A few weeks ago, I received an advance copy of Joshua Becker’s new book, Clutterfree with Kids. The book went on sale last week (and quickly became the #1 self-help book on Amazon – congratulations Joshua!), so you may have already heard of it or read it. But if you haven’t yet, I highly recommend it.
I only made it halfway through the book before I had to stop reading and begin a major clutter-purge. I spent an afternoon in the playroom with our boys, getting rid of stuff. We ended up with two big bags full of stuff to donate to the thrift store, a huge bag for the recycle bin (our older son loves crafting and art – papers overfloweth!), and a smaller bag for the trash can. I have always been very intentional in terms of the sort of toys our boys have. Very few things have batteries (except for the circuit-building supplies that our older son and my husband spend hours tinkering with), and all of their toys require a significant amount of creative input – it’s never the same thing twice, since they have to use their imagination to play with their toys. I have always felt good about the sort of toys we have.
But we just had too many of them. It was a case of too much of a good thing, and clean-up time in the playroom was becoming overwhelming.
Since virtually all of the toys we have are from thrift stores or Craigslist or yard sales, we’ve been able to get them for a tiny fraction of their retail price. For the last couple years, we’ve limited our purchases mostly to expanding sets we already had (Lego, Lincoln Logs, Playmobil, K’nex, wooden trains, blocks, house/farm/food/furniture, etc.) That worked pretty well in terms of limiting purchases, but the result was that the bins we had were overflowing. Our wooden train collection – including buildings, tracks, and trains – had expanded to fill two huge bins and one small one. Our Lincoln Logs were overflowing the tops of a huge bin. They were all “good” toys, but we still had too many of them.
After reading half of Clutterfree with Kids, I was inspired to tackle the overflow. Our boys both helped me, and we talked about how much easier it would be to clean up if we didn’t have so much stuff. It was easier than I had expected to get them on board. By the time we were finished, the lid closed on the Lincoln Log box and one full bin of train stuff is getting posted for sale on Craigslist today. It was initially hard for me to make the decision to let go of those toys (most of the stuff in the donation bags was easy, but the Lincoln Logs and trains were harder). But I knew that our boys would still have just as much fun with a little bit smaller collection of each of them, and removing stuff from the playroom would make it easier to find stuff, provide more room for play, and make cleaning up easier too.

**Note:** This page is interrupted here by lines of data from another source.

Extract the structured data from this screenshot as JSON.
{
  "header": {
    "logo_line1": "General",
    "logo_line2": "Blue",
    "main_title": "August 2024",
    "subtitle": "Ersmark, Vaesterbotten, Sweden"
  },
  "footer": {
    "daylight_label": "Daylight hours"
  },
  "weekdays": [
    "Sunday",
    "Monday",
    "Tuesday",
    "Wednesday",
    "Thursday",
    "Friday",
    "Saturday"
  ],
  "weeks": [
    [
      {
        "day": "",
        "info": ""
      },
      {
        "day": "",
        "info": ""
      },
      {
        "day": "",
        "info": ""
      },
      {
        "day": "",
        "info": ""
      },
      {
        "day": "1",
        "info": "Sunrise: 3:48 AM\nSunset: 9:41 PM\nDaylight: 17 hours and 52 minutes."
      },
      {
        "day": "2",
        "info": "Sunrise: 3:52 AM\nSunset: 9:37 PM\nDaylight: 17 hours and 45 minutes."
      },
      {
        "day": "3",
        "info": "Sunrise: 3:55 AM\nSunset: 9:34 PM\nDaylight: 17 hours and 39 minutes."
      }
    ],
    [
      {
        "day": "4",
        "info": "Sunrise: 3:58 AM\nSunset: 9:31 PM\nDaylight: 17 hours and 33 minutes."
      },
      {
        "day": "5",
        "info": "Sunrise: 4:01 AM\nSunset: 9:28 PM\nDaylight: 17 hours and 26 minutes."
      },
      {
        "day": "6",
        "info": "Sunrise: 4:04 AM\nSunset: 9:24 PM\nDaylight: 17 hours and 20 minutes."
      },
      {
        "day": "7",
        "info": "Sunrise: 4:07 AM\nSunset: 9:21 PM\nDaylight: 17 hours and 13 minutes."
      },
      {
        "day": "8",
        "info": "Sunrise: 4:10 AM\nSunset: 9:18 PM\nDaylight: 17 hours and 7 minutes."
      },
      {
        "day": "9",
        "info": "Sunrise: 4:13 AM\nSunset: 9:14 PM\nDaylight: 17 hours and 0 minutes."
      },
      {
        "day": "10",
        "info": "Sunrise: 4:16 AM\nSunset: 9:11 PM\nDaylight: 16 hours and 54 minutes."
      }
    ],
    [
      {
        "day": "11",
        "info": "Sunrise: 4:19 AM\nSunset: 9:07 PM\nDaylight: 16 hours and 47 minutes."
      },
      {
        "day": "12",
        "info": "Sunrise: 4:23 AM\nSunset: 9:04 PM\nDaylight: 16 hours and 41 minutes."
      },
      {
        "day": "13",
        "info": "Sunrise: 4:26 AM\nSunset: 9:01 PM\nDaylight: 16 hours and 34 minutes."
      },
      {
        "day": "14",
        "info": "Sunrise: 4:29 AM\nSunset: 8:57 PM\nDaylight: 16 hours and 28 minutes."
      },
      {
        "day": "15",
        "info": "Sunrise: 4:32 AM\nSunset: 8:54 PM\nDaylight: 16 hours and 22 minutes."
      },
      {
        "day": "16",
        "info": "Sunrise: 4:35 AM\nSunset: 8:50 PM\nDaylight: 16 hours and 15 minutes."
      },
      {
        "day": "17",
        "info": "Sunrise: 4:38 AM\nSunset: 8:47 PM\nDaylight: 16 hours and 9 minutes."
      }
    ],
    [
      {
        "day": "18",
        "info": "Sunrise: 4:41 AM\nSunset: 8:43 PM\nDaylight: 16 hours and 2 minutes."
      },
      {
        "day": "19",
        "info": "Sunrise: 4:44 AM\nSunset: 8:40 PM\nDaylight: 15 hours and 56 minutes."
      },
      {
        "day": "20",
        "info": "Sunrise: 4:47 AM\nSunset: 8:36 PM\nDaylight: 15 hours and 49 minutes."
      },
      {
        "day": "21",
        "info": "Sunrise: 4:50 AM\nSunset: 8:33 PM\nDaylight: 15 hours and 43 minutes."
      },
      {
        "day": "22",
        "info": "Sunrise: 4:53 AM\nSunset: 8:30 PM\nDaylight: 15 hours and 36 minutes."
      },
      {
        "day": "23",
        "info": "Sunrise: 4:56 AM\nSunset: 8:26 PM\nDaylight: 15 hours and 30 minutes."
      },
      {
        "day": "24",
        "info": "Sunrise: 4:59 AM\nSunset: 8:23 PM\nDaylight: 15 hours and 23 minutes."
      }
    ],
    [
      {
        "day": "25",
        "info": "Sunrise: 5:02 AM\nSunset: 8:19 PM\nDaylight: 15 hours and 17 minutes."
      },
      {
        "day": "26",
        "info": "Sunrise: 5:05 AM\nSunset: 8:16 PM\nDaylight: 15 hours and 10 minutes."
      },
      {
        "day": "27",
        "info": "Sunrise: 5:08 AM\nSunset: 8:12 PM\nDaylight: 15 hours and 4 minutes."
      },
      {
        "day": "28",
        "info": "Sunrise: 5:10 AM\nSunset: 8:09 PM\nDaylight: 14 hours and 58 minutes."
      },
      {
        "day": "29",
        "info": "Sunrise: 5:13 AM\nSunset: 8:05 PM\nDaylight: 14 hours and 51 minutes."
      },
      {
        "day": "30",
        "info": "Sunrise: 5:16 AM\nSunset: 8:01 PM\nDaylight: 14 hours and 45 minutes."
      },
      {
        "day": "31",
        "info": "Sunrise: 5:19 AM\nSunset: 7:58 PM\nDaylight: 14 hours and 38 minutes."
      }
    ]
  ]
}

When we were finished, we all felt great about our progress (and then I was able to go back and finish the book!) For the last few years, I’ve kept a box in the garage for donations, and I’ve taken it to the thrift store whenever it gets full – usually about once a month. But in the last two weeks, we’ve dropped off two trunk-loads of stuff, and it feels great. We went through a major clutter-busting purge a few years ago, but it definitely needed to be done again. I’m grateful to Joshua Becker and his Clutterfree with Kids book for the inspiration! If you’re looking for a little inspiration yourself, the ebook is available for $6.99. It covers all aspects of achieving a clutterfree life for your family, from the basic nuts and bolts of how to go about it, to the more intangible parts like changing your thinking and your attitude. It addresses issues like overcoming envy (and teaching kids to do the same) and taking on board the concept that less really is more. It’s a great reminder that advertising has one purpose – to separate us from our money – and that constantly purchasing the latest whatever-it-is-that-you-crave will never bring happiness. That’s a concept that most of us already know in theory. But in reality, our actions often indicate that we forget it on a regular basis. So even though we know that happiness doesn’t come from a store (even if it’s a thrift store), it’s good to have a fresh reminder every once in a while.